Why Egypt becomes IT hub for the software

Why Egypt becomes IT hub for the software

Egypt has an excellent opportunity to establish a relatively small but effective software industry. The potential is already there and growing but could be extended way beyond the current levels. The efforts and support enabled by the government, industry, financial institutions and the educational system will ultimately determine the level of development and success of the industry making it an effective contributor to Egypt’s economic development.

 

The software industry in Egypt is still in its first stage.

However, it is diverse and heterogeneous in nature with the presence of local vendors and multinationals about 28% of its population, who are enrolled in education programs (schools and universities education) and 19 million represent its workforce (www.idsc.gov.eg).

Pro-business government policies and regulations have helped grow the software industry and have encouraged a number of multinationals to invest in Egypt including, but not limited to, the likes of IBM, Intel, Valeo and Oracle that have invested substantially in setting-up facilities and grew their operations.

Since 2005, there has been various efforts and steps taken to position Egypt as an alternative location for investment in intellectual capital as well as offering software development, business process outsourcing and call center services. This has led Egypt to invest in accelerating its high-tech infrastructure by developing technology parks with over 130 multinational company in the areas of ICT, software development, outsourcing and call centers.

 

Following analysis describes Strengths & Opportunities points of Software industry in Egypt:

 

Strengths:

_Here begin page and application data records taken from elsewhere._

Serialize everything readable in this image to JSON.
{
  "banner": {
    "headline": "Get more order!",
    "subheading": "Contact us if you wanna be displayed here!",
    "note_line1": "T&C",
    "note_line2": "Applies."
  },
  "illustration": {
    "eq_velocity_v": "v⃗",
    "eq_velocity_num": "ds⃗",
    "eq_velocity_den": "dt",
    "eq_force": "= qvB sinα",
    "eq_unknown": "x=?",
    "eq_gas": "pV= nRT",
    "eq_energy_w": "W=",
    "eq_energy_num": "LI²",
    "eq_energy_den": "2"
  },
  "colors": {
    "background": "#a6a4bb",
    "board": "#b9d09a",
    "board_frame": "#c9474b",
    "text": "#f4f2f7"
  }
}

  • Growing generation of well-educated fresh graduates interested in the fields of information technology.
  • Accumulated, though limited, experience, technical skills and capacities in the industry.
    Young, educated and competitive workforce with required knowledge.
  • Low and competitive labor costs.
  • Other languages are also learnt, such as French and Spanish.
  • Same time zone advantage with Europe and possibility of a second shift for the United States.
  • Geographically well located for most African and European cities and some Asian countries.
  • No shortage of entrepreneurs willing to take risks in the development of their businesses.
  • Encouragement of the government by facilitating procedures and logistics related to the software industry.

 

Opportunities:

  • Creation of software business incubators such as the smart villages’ model.
  • More proactive role played by educational institutions and training centers.
  • Internships and scholarships from software vendors both local and multinationals.
  • Promotional role played by software associations to activate the role of software development companies.
  • Government support role needs to be more at the macro and micro levels.
  • Changes in tax treatment, reduction on telephone tariffs and the introduction of new IP laws.

 

Since 2005, there has been various efforts and steps taken to position Egypt as an alternative location for investment in intellectual capital as well as offering software development, business process outsourcing and call center services. This has led Egypt to invest in accelerating its high-tech infrastructure by developing technology parks with over 130 multinational company in the areas of ICT, software development, outsourcing and call centers.